evidently been; then they saw that they had dragged the emu to their
nyunnoo, which was a humpy made of grass.
When the Weeoombeens saw the black fellows coming, they caught hold of
the emu and dragged it to a big hole they knew of, with a big stone at
its entrance, which stone only they knew the secret of moving. They
moved the stone, got the emu and themselves into the hole, and the
stone in place again before the black fellows reached the place.
The black fellows tried to move the stone, but could not. Yet they knew
that the Weeoombeens must have done so, for they had tracked them right
up to it, and they could hear the sound of their voices on the other
side of it. They saw there was a crevice on either side of the stone,
between it and the ground. Through these crevices they, drove in their
spears, thinking they must surely kill the brothers. But the
Weeoombeens too had seen these crevices and had anticipated the spears,
so they had placed the dead emu before them to act as a shield. And
into its body were driven the spears of the black fellows extended for
Having driven the spears well in, the black fellows went off to get
help to move the stone, but when they had gone a little way they heard
the Weeoombeens laughing. Back they came and speared again, and again
started for help, only as they left to hear once more the laughter of
The Weeoombeens finding their laughter only brought back the black
fellows to a fresh attack, determined to keep quiet, which, after the
next spearing, they did.
Quite sure, when they heard their spear shots followed by neither
conversation nor laughter, that they had killed the Weeoombeens at
last, the black fellows hurried away to bring back the strength and
cunning of the camp, to remove the stone.
The Weeoombeens hurriedly discussed what plan they had better adopt to
elude the black fellows, for well they knew that should they ever meet
any of them again they would be killed without mercy. And as they
talked they satisfied their hunger by eating some of the emu flesh.
After a while the black fellows returned, and soon was the stone
removed from the entrance. Some of them crept into the hole, where, to
their surprise, they found only the remains of the emu and no trace of
the Weeoombeens. As those who had gone in first crept out and told of
the disappearance of the Weeoombeens, others, incredulous of such a
story, crept in to find it confirmed. They searched round for tracks;
seeing that their spears were all in the emu it seemed to them probable
the Weeoombeens had escaped alive, but if so, whither they had gone
their tracks would show. But search as they would no tracks could they
find. All they could see were two little birds which sat on a bush near
the hole, watching the black fellows all the time. The little birds
flew round the hole sometimes, but never away, always returning to
their bush and seeming to be discussing the whole affair; but what they
said the black fellows could not understand. But as time went on and no
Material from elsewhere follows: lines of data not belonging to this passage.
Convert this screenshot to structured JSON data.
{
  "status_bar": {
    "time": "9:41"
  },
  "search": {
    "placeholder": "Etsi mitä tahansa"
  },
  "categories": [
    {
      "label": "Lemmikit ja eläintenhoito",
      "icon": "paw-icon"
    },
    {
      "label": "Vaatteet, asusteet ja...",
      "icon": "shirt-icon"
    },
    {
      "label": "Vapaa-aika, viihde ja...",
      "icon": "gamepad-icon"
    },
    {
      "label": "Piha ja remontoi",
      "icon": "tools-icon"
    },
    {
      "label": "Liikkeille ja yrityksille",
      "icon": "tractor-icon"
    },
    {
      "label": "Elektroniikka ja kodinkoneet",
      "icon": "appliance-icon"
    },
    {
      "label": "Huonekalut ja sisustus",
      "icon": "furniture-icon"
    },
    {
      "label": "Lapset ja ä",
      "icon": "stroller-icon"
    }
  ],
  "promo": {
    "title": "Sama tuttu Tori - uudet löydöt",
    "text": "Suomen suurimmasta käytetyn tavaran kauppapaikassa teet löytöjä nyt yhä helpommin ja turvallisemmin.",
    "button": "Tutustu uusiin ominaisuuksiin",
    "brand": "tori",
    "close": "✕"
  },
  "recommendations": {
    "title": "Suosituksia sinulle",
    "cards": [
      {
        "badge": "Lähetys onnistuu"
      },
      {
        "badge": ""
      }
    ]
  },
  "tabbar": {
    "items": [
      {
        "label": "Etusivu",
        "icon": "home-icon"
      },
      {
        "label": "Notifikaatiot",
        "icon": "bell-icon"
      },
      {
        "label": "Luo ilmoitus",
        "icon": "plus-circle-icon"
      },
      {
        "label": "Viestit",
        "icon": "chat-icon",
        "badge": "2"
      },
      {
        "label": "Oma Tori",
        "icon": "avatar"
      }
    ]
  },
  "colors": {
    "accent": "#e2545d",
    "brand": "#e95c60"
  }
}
sign was ever found of the Weeoombeens, the black fellows became sure
that the brothers had turned into the little white-throated birds which
had sat on the bush by the hole, so, they supposed, to escape their
vengeance. And ever afterwards the little white-throats were called
Weeoombeens. And the memory of Piggiebillah is perpetuated by a sort of
porcupine ant-eater, which bears his name, and whose skin is covered
closely with miniature spears sticking all over it.